Massard explains his inspiration comes from real and imagined places. The limits of real life infuses his imagination to create mythological and romantic scenarios, which he then calls “the completion of an inner imaginary journey”.
China, India, the cliffs of Normandy and many other locations have been depicted in Didier’s works.
“There were many places in the world where I’d never gone that I wished to photograph. I realized that they would not at all look like the images I had of them.
Reality was different from my imagination. So I started building and photographing in a studio what I had in mind.”
Artist spends months constructing his miniature worlds, thus the collection is only slowly growing in size.
Massard started his career as a commercial photographer for fashion and cosmetic companies like Chanel, Hermes and others. After his first series of dioramas, titled “Imaginary Journeys”, his work was acknowledged and now Didier works exclusively on his personal projects.
A couple having sex metamorphoses into a crocodile. Fish eyes from some weird creature float on the surface of the sea, staring at me. A man is riding his own coffin.
Text accompanies these surreal images, handwritten, seemingly ancient but totally unintelligible. I’ve just stepped into the bizarre universe of Codex Seraphinianus, the weirdest encyclopedia in the world.

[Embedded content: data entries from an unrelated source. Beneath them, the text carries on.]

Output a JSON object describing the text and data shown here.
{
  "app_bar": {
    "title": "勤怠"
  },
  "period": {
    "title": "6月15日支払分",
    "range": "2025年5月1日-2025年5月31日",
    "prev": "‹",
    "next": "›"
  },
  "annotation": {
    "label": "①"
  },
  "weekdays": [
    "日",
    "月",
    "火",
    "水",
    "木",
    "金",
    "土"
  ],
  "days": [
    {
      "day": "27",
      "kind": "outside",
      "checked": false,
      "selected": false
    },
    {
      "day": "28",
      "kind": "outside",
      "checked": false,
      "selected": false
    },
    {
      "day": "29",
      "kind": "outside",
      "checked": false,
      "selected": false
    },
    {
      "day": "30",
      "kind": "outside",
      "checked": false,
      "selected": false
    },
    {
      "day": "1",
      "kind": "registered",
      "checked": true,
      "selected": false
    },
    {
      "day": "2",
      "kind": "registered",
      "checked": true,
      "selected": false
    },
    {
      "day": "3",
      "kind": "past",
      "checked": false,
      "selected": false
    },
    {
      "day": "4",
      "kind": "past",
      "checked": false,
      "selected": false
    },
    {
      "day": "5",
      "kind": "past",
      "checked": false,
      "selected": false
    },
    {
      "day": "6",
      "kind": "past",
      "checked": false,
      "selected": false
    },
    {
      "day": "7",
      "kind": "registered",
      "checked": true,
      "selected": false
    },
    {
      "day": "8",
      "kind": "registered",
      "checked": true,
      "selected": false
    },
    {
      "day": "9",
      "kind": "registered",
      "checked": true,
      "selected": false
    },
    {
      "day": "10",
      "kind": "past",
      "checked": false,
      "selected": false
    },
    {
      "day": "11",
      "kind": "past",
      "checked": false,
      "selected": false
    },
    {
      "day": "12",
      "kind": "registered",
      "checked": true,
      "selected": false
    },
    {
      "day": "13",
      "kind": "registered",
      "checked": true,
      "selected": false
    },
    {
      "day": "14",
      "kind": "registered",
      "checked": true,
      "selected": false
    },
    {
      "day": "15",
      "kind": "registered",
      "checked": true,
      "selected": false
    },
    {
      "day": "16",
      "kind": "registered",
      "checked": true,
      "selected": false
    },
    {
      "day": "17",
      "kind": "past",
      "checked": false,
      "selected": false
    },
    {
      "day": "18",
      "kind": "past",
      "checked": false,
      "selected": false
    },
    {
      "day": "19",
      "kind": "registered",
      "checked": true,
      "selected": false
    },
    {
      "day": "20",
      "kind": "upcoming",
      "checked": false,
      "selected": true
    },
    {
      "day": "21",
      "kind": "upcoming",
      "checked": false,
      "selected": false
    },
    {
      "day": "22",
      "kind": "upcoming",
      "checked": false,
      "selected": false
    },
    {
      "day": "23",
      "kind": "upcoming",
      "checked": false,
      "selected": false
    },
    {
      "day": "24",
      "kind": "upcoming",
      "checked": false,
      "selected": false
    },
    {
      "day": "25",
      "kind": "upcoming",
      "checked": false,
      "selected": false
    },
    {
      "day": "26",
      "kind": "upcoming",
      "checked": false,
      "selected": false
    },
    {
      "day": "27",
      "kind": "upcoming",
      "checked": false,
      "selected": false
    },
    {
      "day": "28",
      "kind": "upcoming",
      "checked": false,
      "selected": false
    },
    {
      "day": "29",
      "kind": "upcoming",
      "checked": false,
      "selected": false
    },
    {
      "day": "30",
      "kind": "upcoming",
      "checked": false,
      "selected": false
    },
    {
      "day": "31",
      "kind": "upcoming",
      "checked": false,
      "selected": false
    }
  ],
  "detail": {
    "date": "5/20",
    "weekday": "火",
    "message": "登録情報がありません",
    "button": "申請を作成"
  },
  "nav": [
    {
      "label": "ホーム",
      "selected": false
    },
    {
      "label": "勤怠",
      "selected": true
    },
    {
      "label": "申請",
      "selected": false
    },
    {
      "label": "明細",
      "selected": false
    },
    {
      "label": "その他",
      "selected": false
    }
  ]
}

Like a guide to an alien world, Codex Seraphinianus is 300 pages of descriptions and explanations for an imaginary existence, all in its own unique (and unreadable) alphabet, complete with thousands of drawings and graphs.
Issued for the first time in 1981 by publisher Franco Maria Ricci, it has been a collector’s favourite for years, before witnessing a sudden rise in popularity thanks to a growing fandom on the Internet.
The author, Luigi Serafini, born in Rome in 1949, is an Italian architect-turned-artist who also worked in industrial design, painting, illustration and sculpture, collaborating with some of the most prominent figures in contemporary European culture.
Roland Barthes gladly accepted to write the prologue to the book, but after his sudden death the choice fell to Italo Calvino, who mentioned it in his collection of essays Collezione di sabbia. Another admirer was Italian filmmaker Federico Fellini, to whom Serafini offered a series of drawings for his very last movie La voce della Luna.
Serafini’s amazing studio, a few steps from the Pantheon in the center of Rome, reveals everything about his fantasy world.
Wandering around the place is like having a journey through a lysergic version of a Kubrick movie set, or a pyrotechnical staging of Alice in Wonderland. The imaginary space of the Codex spreads across the real world, a virtual-reality short-circuit even more powerful than the one created by technology itself.
We sit down for an (electric) fireside chat, facing the statue of a deer that won’t stop staring at us, trying to interpret the recent online success of his bizarre work.